Watering a Rock Garden
Watering a rock garden is a matter of the utmost importance, which nevertheless is scarcely mentioned in rock garden literature. In England, of course, this is not so vital a matter as with us. With
less sun, more rain, and more moisture in the air, rock garden plants, especially alpines, are as apt to suffer from excessive moisture there as they are from lack of it here.
When speaking of the proper means of applying water, however, it is not in reference to either the watering can or a hose with the usual garden nozzle. The former takes too much time, and the litter applications water so quickly that it will begin to run on the surface before the soil is neat clear through.
But it is a simple matter to provide a mist like spray which will saturate the dirtest soil through and through without splattering mud on the smallest leaves or the most delicious blossoms, or causing the soil to run out from the most precarious rock crevices. There is a special type of greenhouse irrigation nozzle which applies the water in this fine mist like spray.
If this type of nozzle is substituted for the ordinary nozzles in a portable irrigating outfit, the rock garden can be watered with the utmost thoroughness and safety whenever necessary. Such a watering will last two or three times as long as one given with the ordinary watering can or hose nozzle.
Another option available is a short, brass tube fitted with a hose coupling at one end and one of these mist-throwing nozzles at the other-recommended for watering all fine seedlings or delicate plants. The hose, equipped with this nozzle attachment, may be supported in one position and left for a long time without any danger of overwatering.
For a large rock garden, however, a portable irrigating outfit of the nozzle-line type, with greenhouse nozzles in place of the ordinary garden or lawn nozzles, will be found the watering system par excellence. It is supported on metal rods which may be pushed down anywhere along the garden path or between outdoor statue without disturbing the growing plants and it may be set up or taken down in a few moments.
There is probably no question connected with rock gardening which is more of a bugaboo to the beginner than that of providing suitable soil, or soils, for the little friends whom he has invited into his garden and intends to do his best to make happy.

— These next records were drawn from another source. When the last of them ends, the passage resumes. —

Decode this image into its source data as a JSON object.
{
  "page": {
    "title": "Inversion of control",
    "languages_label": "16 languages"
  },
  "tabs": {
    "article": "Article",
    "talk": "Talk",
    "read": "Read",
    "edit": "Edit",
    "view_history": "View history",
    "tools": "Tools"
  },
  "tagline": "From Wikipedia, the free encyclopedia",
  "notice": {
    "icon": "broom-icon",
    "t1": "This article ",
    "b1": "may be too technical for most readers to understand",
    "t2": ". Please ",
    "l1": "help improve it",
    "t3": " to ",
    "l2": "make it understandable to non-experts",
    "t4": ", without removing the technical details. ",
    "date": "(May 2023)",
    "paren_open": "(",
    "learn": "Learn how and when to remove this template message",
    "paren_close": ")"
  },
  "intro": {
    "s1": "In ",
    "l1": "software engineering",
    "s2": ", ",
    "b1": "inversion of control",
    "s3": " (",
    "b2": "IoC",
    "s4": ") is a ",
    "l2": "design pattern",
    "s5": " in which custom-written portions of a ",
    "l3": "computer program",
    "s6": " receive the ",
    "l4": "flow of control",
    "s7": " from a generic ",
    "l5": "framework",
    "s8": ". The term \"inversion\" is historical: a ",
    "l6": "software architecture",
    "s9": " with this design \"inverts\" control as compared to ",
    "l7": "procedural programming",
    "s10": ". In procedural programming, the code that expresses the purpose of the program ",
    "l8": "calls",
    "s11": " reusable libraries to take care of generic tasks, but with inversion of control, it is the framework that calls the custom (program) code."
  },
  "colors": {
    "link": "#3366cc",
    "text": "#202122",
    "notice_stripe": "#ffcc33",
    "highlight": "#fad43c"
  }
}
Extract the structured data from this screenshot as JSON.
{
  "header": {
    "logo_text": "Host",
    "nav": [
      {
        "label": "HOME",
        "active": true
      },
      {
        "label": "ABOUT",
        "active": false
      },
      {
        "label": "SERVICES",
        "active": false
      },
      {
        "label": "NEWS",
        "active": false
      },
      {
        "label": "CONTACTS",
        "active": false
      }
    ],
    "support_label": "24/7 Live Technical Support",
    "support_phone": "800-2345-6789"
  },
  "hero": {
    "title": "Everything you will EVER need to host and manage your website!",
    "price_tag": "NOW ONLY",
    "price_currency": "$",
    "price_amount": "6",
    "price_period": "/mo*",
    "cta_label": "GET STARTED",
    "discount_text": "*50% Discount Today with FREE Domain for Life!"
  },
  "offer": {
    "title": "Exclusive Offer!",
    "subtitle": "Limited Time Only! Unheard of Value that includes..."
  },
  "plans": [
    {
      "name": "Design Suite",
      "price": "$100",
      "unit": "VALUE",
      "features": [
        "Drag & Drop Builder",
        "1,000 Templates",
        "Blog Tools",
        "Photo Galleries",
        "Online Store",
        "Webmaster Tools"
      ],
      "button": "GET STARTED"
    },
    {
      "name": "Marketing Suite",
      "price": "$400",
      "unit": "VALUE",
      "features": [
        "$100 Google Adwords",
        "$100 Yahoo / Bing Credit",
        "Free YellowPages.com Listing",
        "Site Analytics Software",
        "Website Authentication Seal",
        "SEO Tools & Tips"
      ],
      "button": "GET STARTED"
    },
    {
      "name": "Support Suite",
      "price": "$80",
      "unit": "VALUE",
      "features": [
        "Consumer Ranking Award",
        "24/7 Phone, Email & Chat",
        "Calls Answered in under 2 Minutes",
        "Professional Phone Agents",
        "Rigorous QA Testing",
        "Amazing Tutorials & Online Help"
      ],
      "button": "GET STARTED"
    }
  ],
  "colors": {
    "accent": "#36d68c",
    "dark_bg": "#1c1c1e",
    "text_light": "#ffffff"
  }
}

To read some of the works on this subject, the layman may easily get the impression that it is really necessary to provide each individual plant with a soil made up according to a special prescription! Nowhere in the whole broad field of gardening is "debunking" required more than here.
The secret of success with rock plants, so far as soil is concerned, is the old, old one of going back to nature and of taking a look at what she provides them with.
If you climb up a rocky mountain slope to the timberline, to the bleak and native haunt of the alpines, or search out most of the other rock plants and find where they grow as wildlings, the most obvious characteristic of the soils in which they grow is plainly to be noticed-it is exceptionally excellent drainage.
Drainage not of the subsoil-as we usually speak of it in connection with flower garden, orchard, or field-but quick and complete drainage of the surface. Often the clumps of leaves of the little plant, hugging the ground nearly as they must to preserve an existence, rest directly upon shale, gravel, splinters of rocks, or garden fountains.
Our first consideration in supplying a man-made soil for this class
of plants should be porosity, assuring not only good drainage as we ordinarily use the term, but the immediate escape of all surplus water to the lower soil levels.
If however, you attempt to pull up one of these tiny, and possibly rather frail-looking, denizens of the plant world, you get a sharp surprise. It is simply anchored fast, and will require much more effort to dislodge it than would many plants in your garden ten times its size.
In fact, if you could succeed in getting it out, roots and all-which would be extremely difficult-the most conspicuous thing about it would be the extreme length of the roots in proportion to the top. This would involve dredging up any soil, earth, rocks, or outdoor water features that may be obstructive access to the roots.
If you could follow to where the roots penetrate, you would discover an unsuspected degree of moisture in the stone-filled soil; for stones, in spite of their dry appearance, are among the most efficacious of moisture conservers. Thus, in addition to exceptional drainage, we must add to our analysis an abundant moisture supply.
If we inquire still further into the life secrets of these little plants, and attempt to seek out their food sources of sustenance, we immediately strike a rock, both figuratively and literally. Most of our common garden plants would starve to death in the soil in which they thrive.
Vice versa, many of these little plants can not long survive a diet of manure and fertilizers on which our garden plants grow lustily-although some of them, it must be confused, will take to the change like ducks to water. It is remarkable that a large supply of plant food, as we prepare it for our long domestic garden flowers and shrubs, is one of the things that is not essential for the class of plants under consideration.
Source by Sarah Martin